I was recently reading through some old comments, and one particularly reader told me to “stop being a policy wonk and find a heart.” (paraphrased.) I thought about it for a while, trying to figure out what I possibly could have said that would make the reader think that I am a “policy wonk.” If you’ve read much here at the Paycheck Chronicles, you’ve probably noticed that while I am just a military spouse trying to make ends meet for her family, I absolutely do get upset at when I see Congress or the Department of Defense creating programs that our country can’t afford.
Every family, group, company, or organization has to plan their spending within the confines of their income and assets. If the family, group, company, or organization spends more than they make or have, then there are negative long-term consequences. It is true for my family, and yours, and it is true for our country. And, our country happens to be in a ton of debt. Therefore, when I hear people complaining that they aren’t allowed to transfer their GI Bill benefits to their sister’s ex-husband’s step-kids, I feel frustrated. When a someone insists that the child development center on base should offer free child care for everyone, I feel frustrated. When I look around our base and see large physical projects that are happening just because “the money has to be spent,” I feel frustrated.
These programs aren’t FREE, people. I’m paying for them, you’re paying for them, and probably all our children are paying for them through our tax dollars. Yes, most military families aren’t paying a ton of taxes, but that isn’t the actual point. The point is that we all contribute to our federal government’s budget, and we all should have an interest making sure that money is appropriately spent. While I don’t think I have any readers who are actually Representatives or Congresspeople, that doesn’t mean that we shouldn’t support sensible spending.
It might be nice if we lived in a world where no one ever had to pay for anything (but I’m not sure about that), but the fact is that we are all paying for the programs we use. Asking them to be extended means, in essence, asking for higher taxes or lower spending on another program. Is that what you want?

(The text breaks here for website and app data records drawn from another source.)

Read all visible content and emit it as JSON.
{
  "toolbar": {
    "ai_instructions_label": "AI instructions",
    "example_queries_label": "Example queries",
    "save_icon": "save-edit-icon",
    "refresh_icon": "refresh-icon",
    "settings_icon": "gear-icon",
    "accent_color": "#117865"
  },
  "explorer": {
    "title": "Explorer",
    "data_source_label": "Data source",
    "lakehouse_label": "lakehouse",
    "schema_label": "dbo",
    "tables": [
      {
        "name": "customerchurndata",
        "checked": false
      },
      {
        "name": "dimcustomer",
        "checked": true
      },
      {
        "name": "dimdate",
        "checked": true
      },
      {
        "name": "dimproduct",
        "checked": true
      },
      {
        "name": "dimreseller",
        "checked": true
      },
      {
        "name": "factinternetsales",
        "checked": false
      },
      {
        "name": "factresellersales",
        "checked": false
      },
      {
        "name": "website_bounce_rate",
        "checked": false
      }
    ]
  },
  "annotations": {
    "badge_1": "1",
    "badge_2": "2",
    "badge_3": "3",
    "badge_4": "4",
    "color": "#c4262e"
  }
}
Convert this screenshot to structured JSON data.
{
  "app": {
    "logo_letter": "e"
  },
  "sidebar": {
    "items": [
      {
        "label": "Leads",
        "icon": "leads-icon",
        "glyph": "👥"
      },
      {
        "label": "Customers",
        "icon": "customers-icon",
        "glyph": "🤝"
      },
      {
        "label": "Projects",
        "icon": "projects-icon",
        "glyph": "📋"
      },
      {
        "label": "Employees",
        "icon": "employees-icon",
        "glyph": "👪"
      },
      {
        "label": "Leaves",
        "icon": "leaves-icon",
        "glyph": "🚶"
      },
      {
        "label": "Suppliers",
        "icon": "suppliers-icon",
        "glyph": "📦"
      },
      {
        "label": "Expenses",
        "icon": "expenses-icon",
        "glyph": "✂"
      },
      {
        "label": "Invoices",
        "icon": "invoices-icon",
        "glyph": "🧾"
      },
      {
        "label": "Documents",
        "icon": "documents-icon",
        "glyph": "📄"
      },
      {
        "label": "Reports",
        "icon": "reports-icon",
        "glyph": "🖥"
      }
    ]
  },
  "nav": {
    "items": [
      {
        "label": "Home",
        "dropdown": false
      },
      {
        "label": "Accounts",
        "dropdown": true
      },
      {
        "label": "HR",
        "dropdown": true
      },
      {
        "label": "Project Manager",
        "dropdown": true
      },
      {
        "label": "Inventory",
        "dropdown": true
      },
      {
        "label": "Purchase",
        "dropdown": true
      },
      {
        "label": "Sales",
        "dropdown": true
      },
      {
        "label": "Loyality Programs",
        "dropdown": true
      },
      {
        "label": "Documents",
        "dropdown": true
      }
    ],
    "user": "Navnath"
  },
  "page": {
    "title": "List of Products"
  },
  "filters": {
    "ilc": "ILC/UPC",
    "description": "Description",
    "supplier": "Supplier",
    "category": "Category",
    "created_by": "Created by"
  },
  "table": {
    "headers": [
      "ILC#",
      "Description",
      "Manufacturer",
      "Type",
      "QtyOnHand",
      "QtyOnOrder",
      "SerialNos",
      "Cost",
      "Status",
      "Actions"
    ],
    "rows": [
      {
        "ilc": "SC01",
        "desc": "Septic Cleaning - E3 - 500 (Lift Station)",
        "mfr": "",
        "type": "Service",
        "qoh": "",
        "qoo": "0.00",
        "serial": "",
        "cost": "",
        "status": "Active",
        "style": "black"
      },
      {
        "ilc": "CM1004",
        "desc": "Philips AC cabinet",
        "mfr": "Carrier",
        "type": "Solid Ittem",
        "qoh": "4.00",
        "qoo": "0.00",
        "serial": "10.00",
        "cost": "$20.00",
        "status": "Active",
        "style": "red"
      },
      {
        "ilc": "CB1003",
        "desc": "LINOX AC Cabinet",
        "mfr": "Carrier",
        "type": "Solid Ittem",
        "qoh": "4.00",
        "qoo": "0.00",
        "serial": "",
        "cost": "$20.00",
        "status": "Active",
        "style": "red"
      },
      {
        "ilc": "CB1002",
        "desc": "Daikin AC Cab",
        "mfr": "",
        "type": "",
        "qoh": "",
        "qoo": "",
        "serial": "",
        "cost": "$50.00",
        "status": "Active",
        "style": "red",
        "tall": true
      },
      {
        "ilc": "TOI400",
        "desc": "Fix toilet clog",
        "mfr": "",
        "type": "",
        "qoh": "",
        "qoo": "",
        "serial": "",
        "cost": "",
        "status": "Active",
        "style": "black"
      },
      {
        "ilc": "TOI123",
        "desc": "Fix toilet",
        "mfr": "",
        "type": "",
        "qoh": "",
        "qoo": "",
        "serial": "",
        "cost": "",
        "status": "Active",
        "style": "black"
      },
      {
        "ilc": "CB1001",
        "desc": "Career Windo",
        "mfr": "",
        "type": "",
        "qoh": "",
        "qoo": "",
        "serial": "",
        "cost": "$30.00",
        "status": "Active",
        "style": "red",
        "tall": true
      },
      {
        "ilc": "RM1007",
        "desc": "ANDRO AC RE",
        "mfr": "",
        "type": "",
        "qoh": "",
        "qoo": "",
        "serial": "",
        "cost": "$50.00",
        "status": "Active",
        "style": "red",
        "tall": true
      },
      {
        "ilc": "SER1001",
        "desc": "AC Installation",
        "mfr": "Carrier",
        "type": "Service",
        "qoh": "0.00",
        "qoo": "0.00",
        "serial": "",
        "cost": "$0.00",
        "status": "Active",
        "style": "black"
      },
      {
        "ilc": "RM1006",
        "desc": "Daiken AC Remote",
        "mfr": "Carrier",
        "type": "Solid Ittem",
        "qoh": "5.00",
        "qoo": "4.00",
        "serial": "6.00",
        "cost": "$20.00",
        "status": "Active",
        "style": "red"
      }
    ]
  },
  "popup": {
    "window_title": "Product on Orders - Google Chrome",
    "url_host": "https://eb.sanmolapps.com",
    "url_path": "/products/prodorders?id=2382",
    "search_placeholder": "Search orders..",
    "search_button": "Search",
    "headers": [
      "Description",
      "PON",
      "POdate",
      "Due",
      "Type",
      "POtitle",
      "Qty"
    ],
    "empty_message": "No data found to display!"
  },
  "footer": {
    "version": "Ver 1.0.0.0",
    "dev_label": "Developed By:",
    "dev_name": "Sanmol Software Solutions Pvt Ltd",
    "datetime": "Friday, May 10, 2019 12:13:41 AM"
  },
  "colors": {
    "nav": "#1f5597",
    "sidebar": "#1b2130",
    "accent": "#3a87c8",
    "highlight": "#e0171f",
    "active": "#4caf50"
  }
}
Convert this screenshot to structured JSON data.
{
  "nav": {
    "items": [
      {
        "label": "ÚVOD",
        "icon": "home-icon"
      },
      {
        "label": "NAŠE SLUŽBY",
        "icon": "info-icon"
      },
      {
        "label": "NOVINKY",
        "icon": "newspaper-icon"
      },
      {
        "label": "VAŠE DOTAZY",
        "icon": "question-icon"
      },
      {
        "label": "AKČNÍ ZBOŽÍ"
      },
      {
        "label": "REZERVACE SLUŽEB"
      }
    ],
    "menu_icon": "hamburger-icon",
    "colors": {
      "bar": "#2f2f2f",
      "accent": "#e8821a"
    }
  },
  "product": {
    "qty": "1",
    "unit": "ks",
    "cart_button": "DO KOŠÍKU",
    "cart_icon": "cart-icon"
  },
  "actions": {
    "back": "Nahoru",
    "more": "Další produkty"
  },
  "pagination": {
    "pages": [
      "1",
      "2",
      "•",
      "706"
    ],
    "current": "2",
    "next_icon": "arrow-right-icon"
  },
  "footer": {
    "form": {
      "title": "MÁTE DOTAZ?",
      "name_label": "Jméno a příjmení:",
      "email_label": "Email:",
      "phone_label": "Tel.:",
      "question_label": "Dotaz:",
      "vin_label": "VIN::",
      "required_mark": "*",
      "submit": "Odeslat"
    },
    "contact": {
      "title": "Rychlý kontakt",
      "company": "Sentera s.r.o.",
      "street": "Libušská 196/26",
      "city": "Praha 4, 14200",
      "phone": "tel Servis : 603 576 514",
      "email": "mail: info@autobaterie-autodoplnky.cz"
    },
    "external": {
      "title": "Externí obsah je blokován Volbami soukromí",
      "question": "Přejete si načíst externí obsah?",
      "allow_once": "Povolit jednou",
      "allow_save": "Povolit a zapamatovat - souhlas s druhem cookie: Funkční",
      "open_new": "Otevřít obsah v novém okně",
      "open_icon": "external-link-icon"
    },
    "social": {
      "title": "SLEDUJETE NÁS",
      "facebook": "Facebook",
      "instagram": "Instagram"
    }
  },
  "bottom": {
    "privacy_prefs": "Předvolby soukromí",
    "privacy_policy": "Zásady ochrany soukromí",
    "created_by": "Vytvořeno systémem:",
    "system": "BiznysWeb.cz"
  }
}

I apologize to my many readers for whom this is a silly piece because it is obvious to you. If only everyone “got it,” I wouldn’t have to write this.
What do you think?